── PROVIDED INFORMATION

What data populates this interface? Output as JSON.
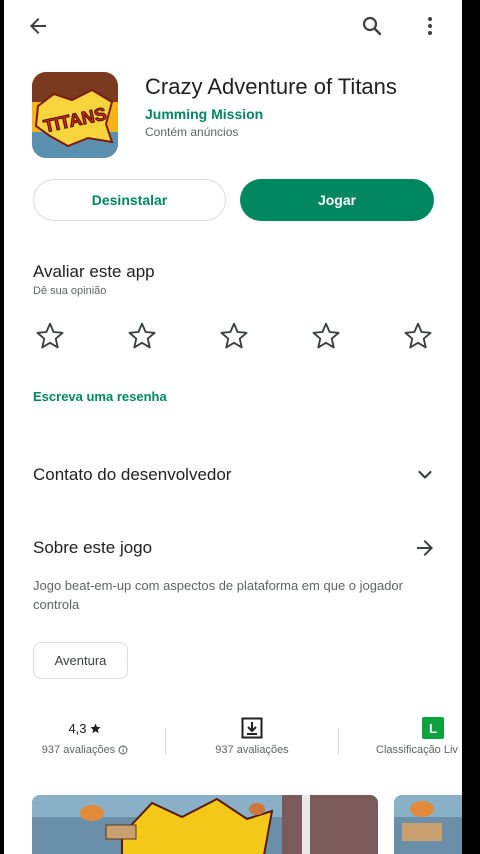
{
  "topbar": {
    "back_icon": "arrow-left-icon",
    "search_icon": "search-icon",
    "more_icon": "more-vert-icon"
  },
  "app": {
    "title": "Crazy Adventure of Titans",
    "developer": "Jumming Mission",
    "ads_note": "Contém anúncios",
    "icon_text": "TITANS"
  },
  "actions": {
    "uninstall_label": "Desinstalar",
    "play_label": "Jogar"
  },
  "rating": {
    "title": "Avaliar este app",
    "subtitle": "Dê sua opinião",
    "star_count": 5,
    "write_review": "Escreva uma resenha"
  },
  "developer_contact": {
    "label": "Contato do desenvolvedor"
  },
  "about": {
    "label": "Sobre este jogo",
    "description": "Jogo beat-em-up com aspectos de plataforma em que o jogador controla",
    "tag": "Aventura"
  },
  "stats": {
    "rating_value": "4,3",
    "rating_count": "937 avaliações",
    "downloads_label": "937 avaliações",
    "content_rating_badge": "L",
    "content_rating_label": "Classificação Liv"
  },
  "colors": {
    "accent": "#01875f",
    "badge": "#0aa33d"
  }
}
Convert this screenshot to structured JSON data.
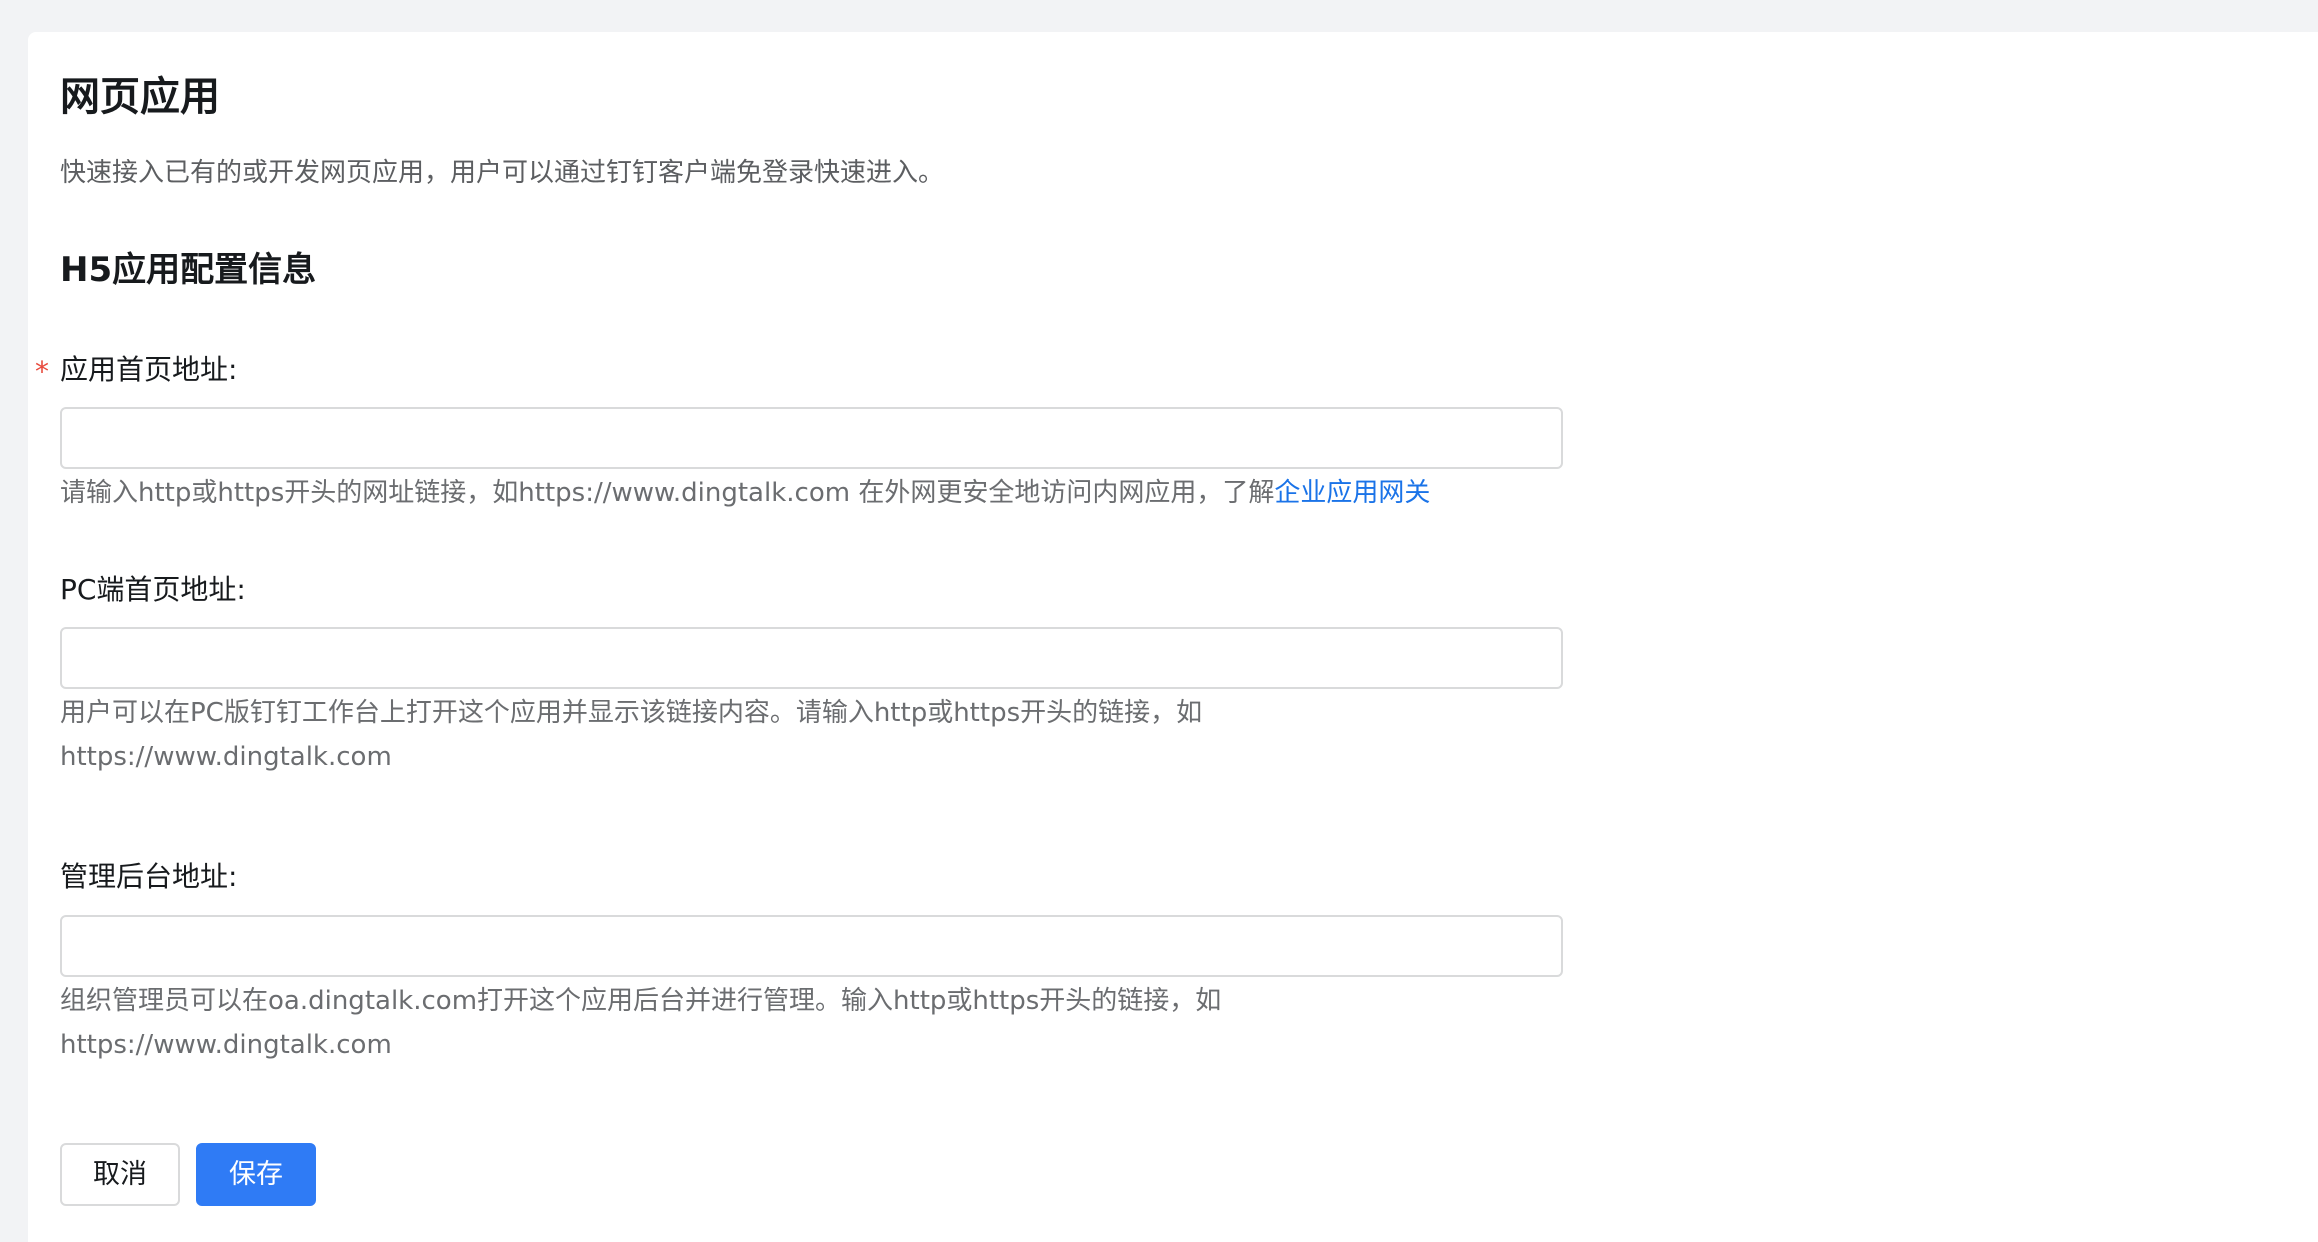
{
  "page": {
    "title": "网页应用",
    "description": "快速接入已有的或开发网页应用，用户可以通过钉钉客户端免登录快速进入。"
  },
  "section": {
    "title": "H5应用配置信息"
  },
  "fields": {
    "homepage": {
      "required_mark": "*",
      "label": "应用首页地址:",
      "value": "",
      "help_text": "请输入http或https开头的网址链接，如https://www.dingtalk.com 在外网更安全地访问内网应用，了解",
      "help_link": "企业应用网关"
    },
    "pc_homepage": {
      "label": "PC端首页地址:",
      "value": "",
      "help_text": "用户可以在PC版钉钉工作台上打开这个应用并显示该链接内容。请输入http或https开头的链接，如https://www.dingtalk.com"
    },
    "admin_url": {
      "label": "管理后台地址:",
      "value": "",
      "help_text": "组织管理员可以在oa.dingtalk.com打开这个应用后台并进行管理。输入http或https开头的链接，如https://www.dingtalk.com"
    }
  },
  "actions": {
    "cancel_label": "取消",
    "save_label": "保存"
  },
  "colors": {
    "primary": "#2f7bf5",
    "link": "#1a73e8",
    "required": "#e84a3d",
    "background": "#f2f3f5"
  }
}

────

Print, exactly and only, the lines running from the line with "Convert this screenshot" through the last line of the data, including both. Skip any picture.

WRITTEN ANSWER:
Convert this screenshot to structured JSON data.
{
  "page": {
    "title": "网页应用",
    "description": "快速接入已有的或开发网页应用，用户可以通过钉钉客户端免登录快速进入。"
  },
  "section": {
    "title": "H5应用配置信息"
  },
  "fields": {
    "homepage": {
      "required_mark": "*",
      "label": "应用首页地址:",
      "value": "",
      "help_text": "请输入http或https开头的网址链接，如https://www.dingtalk.com 在外网更安全地访问内网应用，了解",
      "help_link": "企业应用网关"
    },
    "pc_homepage": {
      "label": "PC端首页地址:",
      "value": "",
      "help_text": "用户可以在PC版钉钉工作台上打开这个应用并显示该链接内容。请输入http或https开头的链接，如https://www.dingtalk.com"
    },
    "admin_url": {
      "label": "管理后台地址:",
      "value": "",
      "help_text": "组织管理员可以在oa.dingtalk.com打开这个应用后台并进行管理。输入http或https开头的链接，如https://www.dingtalk.com"
    }
  },
  "actions": {
    "cancel_label": "取消",
    "save_label": "保存"
  },
  "colors": {
    "primary": "#2f7bf5",
    "link": "#1a73e8",
    "required": "#e84a3d",
    "background": "#f2f3f5"
  }
}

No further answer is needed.